Low-wage service workers, many of them immigrants from South Asian countries, often plead with reporters for access to satellite phones so they can call family members who likely have not heard from their relatives in weeks, if not months. Restoring international service to mobile phones will not be much of a boon to such labourers, many of whom sold their SIM cards for extra cash.
But the issue has become personal for men like Mahdawi and Athrm, who witnessed the Gaddafi regime’s violence first-hand.
Athrm said he has received emails from LTT engineers in Tripoli expressing their anger with the government’s actions, their solidarity with the eastern opposition movement, and their disgust with the regime’s crackdown in the west.
Some have stayed home from work in protest, though Mohammed Benayed, the chairman of the General Post and Telecommunications Company, has apparently threatened to withhold the salaries of those who do not turn up for work, according to Athrm.
Athrm’s former managers in the capital simply have not contacted him at all since February 17, when the crackdown began in earnest.
On that day, Athrm joined protesters who were trying to cross a bridge into central Benghazi and reach a demonstration outside the city’s main courthouse. He handed his mobile phone to a reporter, showing a video he took of the moment when mercenaries wearing yellow hard hats opened fire on the advancing crowd.

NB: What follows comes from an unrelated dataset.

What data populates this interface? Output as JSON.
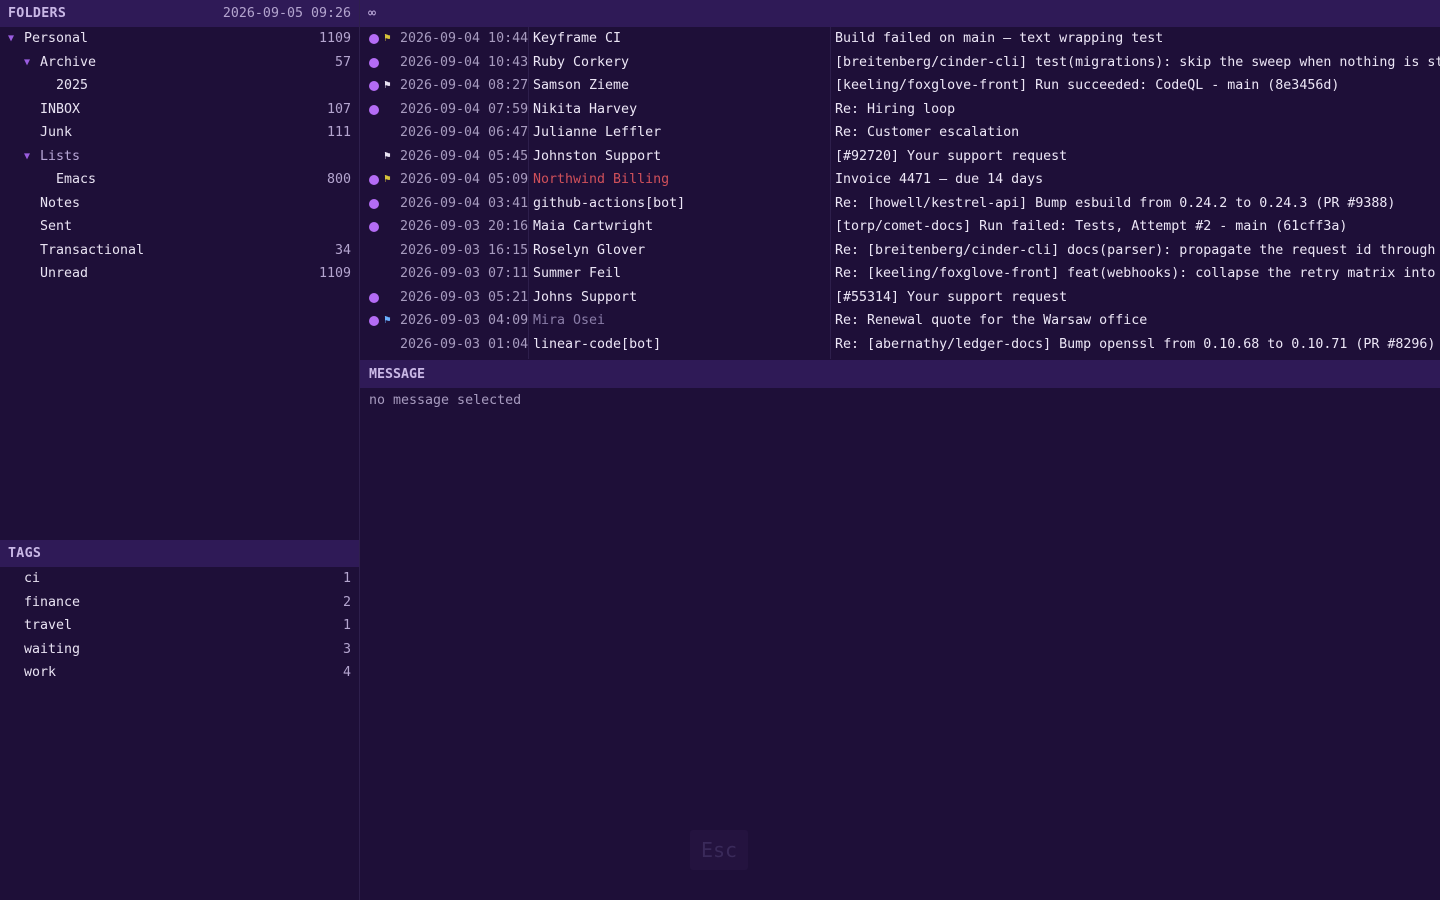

The phone’s tinny speakers blared the noise of shouting and a stream of gunfire.
“Three guys were hit next to me,” he said. “I had to help take them back to the hospital, without any introduction.”
Follow Evan Hill on Twitter: @evanchill